A tribute is a way to thank and honor someone. My dad, Peter John Van Boven Jr., was born in Ann Arbor, Michigan on May 19, 1928. His parents came to Ann Arbor from other parts of Michigan to attend the U of M. After Dad completed his studies at the U of M and his military service in the Air Force Reserve, he had a blind date with that woman who became my mother, Carolyn Snyder, a student at the U of M.
He was instantly smitten. It took Mom a bit longer to realize it was right to spend the next 50 years married to him, and they married on 9/11/1954, decades before 9/11 became infamous. They raised a family in Ann Arbor, of which I am the middle child. Dad ran Van Boven Inc., A fine men’s clothing store just off campus.
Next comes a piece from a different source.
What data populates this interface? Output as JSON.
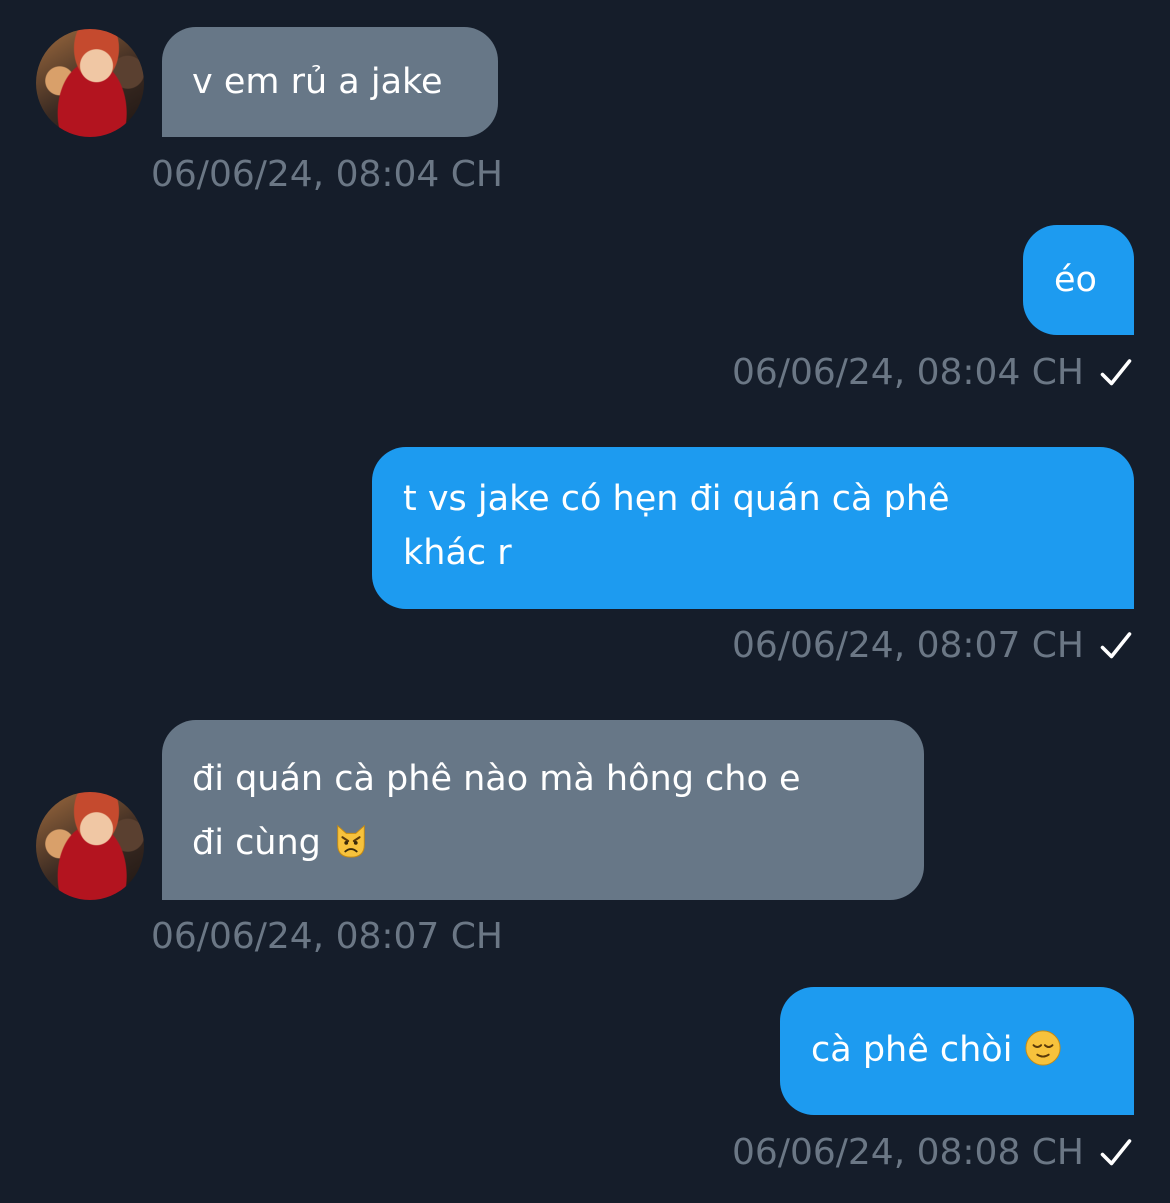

I began working for him when I was eight years old. Yes, I manned the front of the store during sales. My job was to keep an eye out for “five-finger discounts.” If anyone looked tempted to take something without paying, I learned to ask if they needed help. A warm body keeps most people honest.
From dad I learned the values of honesty, hard work, responsibility and the beginnings of leadership development. As a member of the owning family, I received few if any privileges. The only one I remember was dad taking me to lunch most of the days I worked with him. That was over the span of my 14 years of seasonal employment. He taught me to set the example, even if I was a child. One winter I literally walked over two miles to work in a blizzard because the roads were unpassible and dad & I lived the closest to the store of all the employees. We had to open.
Dad was athletic, fun-loving and adventurous. (He and the teams he played on won many awards.) All of those are characteristics he passed on to me. When my years of university were coming to an end, I let my parents know that I felt I should go to Africa to be a teacher/missionary, Dad gave me a blessing to go follow my adventures while I was young and able, then he and mom came to visit me in Nigeria where I spent my first two and a half years in Africa. On the way to the airport for them to leave the continent, we had a flat tire. Dad taught me as a teen how to change a tire, but he was out in the 110 degree Fahrenheit heat serving a van full of my friends who had come for the ride.
When he was 56 he was playing water basketball over lunch when he was hit hard in the neck. A few days later he had a massive stroke from a clot that formed in his artery and lodged in his brain. For the next twenty years he lived with dignity in spite of little to no ability to talk. He could function remarkably well considering. When he was finally freed of his earthly shell he had lived to see my kids into high school. He died less than a month before his 50th wedding anniversary. I launch this very small and terribly incomplete tribute to this great guy on the anniversary of his going to glory.
I am truly grateful you already heard this from me before you passed, but here a few more words of tribute.
Thanks dad for being the role model you hoped I would become. Thanks for loving mom all those years and for being faithful! I am grateful to God for placing me with you and mom. How happy I am that you are now more whole than ever! I do not anticipate joining you for a while, but I know you are in the great cloud of witnesses cheering me and others on.
Do you have someone you want to give a tribute to? Even if you do not or cannot give it to them, you can write it for yourself and Abba. Or, take some minutes to think and pray about it.